TASK TO CARRY OUT: All of the lines below should be printed again exactly as they are.

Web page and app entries

========

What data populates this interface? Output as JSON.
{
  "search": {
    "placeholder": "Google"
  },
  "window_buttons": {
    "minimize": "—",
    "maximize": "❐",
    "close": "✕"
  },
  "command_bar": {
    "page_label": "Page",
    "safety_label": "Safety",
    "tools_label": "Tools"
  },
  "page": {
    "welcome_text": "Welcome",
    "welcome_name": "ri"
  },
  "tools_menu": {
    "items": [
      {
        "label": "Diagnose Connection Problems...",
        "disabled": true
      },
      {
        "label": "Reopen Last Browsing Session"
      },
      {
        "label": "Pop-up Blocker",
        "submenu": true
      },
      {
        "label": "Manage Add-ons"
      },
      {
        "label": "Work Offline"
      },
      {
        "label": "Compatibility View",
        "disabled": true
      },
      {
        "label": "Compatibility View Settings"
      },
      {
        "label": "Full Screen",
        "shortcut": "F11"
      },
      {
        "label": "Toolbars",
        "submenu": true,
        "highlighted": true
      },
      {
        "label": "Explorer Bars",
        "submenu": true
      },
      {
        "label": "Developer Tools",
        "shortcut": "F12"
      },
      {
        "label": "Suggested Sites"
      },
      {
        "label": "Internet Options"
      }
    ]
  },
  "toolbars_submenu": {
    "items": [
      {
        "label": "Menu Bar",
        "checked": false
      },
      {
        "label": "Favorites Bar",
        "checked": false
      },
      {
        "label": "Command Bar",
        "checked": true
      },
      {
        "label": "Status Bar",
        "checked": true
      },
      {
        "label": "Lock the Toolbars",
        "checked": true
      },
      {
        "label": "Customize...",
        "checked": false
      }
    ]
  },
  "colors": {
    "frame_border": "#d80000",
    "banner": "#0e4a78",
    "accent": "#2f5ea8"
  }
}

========

ANSWER SPACE:
What data populates this interface? Output as JSON.
{
  "search": {
    "placeholder": "Google"
  },
  "window_buttons": {
    "minimize": "—",
    "maximize": "❐",
    "close": "✕"
  },
  "command_bar": {
    "page_label": "Page",
    "safety_label": "Safety",
    "tools_label": "Tools"
  },
  "page": {
    "welcome_text": "Welcome",
    "welcome_name": "ri"
  },
  "tools_menu": {
    "items": [
      {
        "label": "Diagnose Connection Problems...",
        "disabled": true
      },
      {
        "label": "Reopen Last Browsing Session"
      },
      {
        "label": "Pop-up Blocker",
        "submenu": true
      },
      {
        "label": "Manage Add-ons"
      },
      {
        "label": "Work Offline"
      },
      {
        "label": "Compatibility View",
        "disabled": true
      },
      {
        "label": "Compatibility View Settings"
      },
      {
        "label": "Full Screen",
        "shortcut": "F11"
      },
      {
        "label": "Toolbars",
        "submenu": true,
        "highlighted": true
      },
      {
        "label": "Explorer Bars",
        "submenu": true
      },
      {
        "label": "Developer Tools",
        "shortcut": "F12"
      },
      {
        "label": "Suggested Sites"
      },
      {
        "label": "Internet Options"
      }
    ]
  },
  "toolbars_submenu": {
    "items": [
      {
        "label": "Menu Bar",
        "checked": false
      },
      {
        "label": "Favorites Bar",
        "checked": false
      },
      {
        "label": "Command Bar",
        "checked": true
      },
      {
        "label": "Status Bar",
        "checked": true
      },
      {
        "label": "Lock the Toolbars",
        "checked": true
      },
      {
        "label": "Customize...",
        "checked": false
      }
    ]
  },
  "colors": {
    "frame_border": "#d80000",
    "banner": "#0e4a78",
    "accent": "#2f5ea8"
  }
}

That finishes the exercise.